Police drive to cut risky motoring habits

Inspector Jon Burrows Sgt Chris McGurran and Constable Ciaran Smyth.
Inspector Jon Burrows Sgt Chris McGurran and Constable Ciaran Smyth.

Over 100 motoring offences were detected in the area during a month-long focus on road safety, the Leader can reveal.

During September officers from local policing team B in Armagh City, Banbridge and Craigavon conducted road safety patrols and checks on roads across the district aimed at tackling driving behaviours that are linked to serious road traffic collisions.

Over 100 offences linked to speeding, no seatbelts, misuse of mobile phones and no insurance were detected.

Inspector Jon Burrows said: “Lives are lost and ruined on our roads every year and it is important we take enforcement action against driver behaviours that cause collisions, and educate road users about their responsibility to make our roads safer.

“I would urge motorists to put road safety first.

“Always drive within the speed limit, always wear your seatbelt, do not use your mobile phone when driving and never drive whilst under the influence of drink or drugs.”

Councillor Glenn Barr has welcomed the campaign.

“Any initiative to help cut injury or fatalities on our roads is good.

“Raising awareness and being reminded that a car is essentially a lethal weapon if not used properly is important.

“There are always areas that need particular attention such as coming into our towns like Rathfriland where there is a 30mph zone but people can still easily be clocking around 50mph. Areas around our schools too are of significant concern.

“There’s always a lot that can be included in this sort of campaign.

Councillor Barr added: “Although it’s not always popular, people need to be reminded if they are not driving with the due care and attention needed. Often you will see drivers at the wheel with a moblie phone to their ear. It’s a temptation to answer your phone when driving and people do it, but that doesn’t make it right.

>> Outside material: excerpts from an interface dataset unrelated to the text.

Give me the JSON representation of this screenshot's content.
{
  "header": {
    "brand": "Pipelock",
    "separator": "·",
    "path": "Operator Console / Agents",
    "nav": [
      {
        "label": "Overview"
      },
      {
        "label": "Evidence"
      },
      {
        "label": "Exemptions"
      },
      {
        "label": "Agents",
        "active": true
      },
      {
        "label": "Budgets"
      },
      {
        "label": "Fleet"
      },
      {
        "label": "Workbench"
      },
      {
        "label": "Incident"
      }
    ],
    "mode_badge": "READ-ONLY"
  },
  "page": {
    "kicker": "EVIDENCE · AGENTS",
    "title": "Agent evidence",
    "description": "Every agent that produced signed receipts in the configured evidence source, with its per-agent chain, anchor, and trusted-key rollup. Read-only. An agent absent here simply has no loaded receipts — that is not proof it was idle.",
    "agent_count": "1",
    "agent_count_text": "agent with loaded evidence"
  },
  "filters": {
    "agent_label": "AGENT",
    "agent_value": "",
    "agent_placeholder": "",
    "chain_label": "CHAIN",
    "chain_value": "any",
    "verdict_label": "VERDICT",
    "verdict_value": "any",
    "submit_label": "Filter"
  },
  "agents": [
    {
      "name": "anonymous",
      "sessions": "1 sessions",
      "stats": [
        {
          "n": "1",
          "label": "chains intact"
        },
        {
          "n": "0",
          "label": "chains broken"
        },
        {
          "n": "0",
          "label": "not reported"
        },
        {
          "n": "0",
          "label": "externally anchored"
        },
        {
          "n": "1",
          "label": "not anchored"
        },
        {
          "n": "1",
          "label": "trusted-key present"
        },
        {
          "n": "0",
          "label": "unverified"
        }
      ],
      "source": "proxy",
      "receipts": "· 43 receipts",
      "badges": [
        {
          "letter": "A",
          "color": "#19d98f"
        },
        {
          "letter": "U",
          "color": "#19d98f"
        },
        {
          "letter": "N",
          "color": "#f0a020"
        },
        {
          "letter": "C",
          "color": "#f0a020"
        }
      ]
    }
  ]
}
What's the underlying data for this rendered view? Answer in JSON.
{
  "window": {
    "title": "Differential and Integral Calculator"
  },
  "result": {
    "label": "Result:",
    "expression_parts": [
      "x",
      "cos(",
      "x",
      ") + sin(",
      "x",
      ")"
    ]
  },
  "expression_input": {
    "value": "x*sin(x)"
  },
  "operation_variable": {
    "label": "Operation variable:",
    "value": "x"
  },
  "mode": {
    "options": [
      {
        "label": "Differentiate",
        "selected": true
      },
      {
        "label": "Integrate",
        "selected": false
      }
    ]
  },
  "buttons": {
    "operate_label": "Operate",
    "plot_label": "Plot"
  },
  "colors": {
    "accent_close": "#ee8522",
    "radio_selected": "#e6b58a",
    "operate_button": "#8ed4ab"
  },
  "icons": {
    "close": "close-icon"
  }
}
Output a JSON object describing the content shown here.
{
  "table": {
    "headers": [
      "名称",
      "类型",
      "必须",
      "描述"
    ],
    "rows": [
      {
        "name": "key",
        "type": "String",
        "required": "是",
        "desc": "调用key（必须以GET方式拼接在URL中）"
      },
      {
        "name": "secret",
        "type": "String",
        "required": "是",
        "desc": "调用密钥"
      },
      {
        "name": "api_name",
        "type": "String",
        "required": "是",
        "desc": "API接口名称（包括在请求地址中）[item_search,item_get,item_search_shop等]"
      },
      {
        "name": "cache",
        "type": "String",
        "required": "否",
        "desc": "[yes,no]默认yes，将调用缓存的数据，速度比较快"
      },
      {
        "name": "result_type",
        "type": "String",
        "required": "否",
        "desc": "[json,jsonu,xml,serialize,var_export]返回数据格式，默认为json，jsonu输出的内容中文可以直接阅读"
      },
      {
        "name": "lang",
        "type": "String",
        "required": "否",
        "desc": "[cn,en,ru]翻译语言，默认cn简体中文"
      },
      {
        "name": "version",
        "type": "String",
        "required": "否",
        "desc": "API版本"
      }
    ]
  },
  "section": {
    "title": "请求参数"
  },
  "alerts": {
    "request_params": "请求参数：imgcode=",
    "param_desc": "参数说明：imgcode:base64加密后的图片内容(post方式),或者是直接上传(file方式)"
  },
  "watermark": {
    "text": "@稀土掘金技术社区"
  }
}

“Some people also think it’s acceptable to read or send a text, especially on country roads, but if you’re looking at your phone then you’re not looking at the road.

“It’s important habits like this are stamped out.”